At the time, I told some of these interviewers that I was tickled to be “on the other side of the counter,” because it was just fun to have people asking questions about me rather than vice versa. (I’ve sometimes imagined a New Yorker cartoon in which Terry Gross is approached at a cocktail party and snaps, “Listen, I’m really not interested in hearing about you! Let’s make it about me for once!”) But as more time goes by, I realize that it was not only fun but also professionally beneficial for me to be interviewed, because it reminded me to be more empathetic of the people I’m interviewing.
Specifically, when I have numerous quotes to gather in a little time, I tend to grow secretly impatient with people who have a lot to say. Though I have enough experience as a journalist to know it really doesn’t help to try to hurry people, I also tend to know before our conversation even begins what it is that I need from them, and it’s tempting to try to race through the discussion to get to the part I’m after.

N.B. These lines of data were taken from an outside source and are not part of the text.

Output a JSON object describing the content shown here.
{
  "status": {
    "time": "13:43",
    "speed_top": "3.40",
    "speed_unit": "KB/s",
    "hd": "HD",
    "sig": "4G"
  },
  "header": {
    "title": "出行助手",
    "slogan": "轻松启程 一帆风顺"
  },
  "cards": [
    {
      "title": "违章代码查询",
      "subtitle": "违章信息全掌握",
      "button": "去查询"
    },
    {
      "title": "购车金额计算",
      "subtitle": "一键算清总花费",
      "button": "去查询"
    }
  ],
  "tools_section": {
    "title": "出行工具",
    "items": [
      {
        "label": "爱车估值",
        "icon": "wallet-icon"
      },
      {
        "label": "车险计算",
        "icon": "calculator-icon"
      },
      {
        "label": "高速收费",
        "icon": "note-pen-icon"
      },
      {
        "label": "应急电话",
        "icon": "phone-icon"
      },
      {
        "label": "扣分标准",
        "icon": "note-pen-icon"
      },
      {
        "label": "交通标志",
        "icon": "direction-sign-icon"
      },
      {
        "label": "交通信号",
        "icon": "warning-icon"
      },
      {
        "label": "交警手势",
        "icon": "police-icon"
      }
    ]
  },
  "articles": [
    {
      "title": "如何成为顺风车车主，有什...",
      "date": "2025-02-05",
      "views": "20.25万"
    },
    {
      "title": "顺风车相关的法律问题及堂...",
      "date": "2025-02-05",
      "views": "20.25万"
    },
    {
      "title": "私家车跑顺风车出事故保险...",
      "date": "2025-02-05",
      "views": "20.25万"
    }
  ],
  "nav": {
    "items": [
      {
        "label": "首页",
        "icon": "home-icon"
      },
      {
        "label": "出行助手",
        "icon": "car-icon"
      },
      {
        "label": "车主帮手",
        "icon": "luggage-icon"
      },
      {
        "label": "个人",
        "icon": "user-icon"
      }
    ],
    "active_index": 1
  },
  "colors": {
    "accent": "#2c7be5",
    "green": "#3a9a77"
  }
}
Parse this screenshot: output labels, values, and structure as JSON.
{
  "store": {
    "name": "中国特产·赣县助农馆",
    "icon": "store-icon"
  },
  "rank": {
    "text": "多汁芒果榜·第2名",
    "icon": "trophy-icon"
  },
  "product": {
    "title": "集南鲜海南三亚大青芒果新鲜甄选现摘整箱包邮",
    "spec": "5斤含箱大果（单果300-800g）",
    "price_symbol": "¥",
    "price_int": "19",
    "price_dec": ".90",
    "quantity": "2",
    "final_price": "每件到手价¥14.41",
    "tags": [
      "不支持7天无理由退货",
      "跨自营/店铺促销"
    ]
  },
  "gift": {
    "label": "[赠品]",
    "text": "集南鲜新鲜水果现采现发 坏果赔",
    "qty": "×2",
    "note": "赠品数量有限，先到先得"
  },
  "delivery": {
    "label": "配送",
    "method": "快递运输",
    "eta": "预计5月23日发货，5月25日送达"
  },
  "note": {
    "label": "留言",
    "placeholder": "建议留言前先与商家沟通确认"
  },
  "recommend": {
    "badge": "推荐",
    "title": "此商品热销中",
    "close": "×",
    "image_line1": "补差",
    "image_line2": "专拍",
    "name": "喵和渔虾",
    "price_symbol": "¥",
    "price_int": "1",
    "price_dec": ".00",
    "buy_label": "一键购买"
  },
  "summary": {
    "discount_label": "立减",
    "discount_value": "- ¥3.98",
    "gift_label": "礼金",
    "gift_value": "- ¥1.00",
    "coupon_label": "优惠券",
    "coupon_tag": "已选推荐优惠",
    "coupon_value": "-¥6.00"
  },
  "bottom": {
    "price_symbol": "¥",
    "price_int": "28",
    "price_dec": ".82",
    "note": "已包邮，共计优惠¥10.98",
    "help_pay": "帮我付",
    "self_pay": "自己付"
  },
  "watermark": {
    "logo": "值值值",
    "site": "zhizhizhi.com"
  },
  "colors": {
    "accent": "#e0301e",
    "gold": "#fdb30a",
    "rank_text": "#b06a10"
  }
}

But then I remember how as I was falling asleep the night before my NPR interview, I was still thinking about what I would say, how to tell my story, the right words for framing certain thoughts.
In short, it was a big deal to me to be interviewed, and I wanted time and space to tell my story clearly. And it helps me to remember that when I call other people for quotes, I myself may know that they are just one of a half-dozen people I need to talk to on the same topic, and all I really need is a sentence or two – but to them, it’s a big deal to be asked to share their thoughts, and they too probably thought long and hard about just what they want to say.
The bottom line is that no matter whether the end result is an article or some entirely different product, empathy almost never hurts, and being an interview subject, even just for a very short phase in my life, helped me to see that. It’s good for me to remember that I’m asking people about issues that are important to them, and they want to be heard.
So now I try to slow down. Even when an interview subject is explaining something to me that I already understand, I let them process it in their own words. Even when they’re straying far from the important part of my question, I let them meander. Every last element of their response may not matter much to me, but it does to them. And the more I can remember that feeling when I had it myself, the more I can ultimately do justice to their perspective. Which is, after all, why I bothered to called them.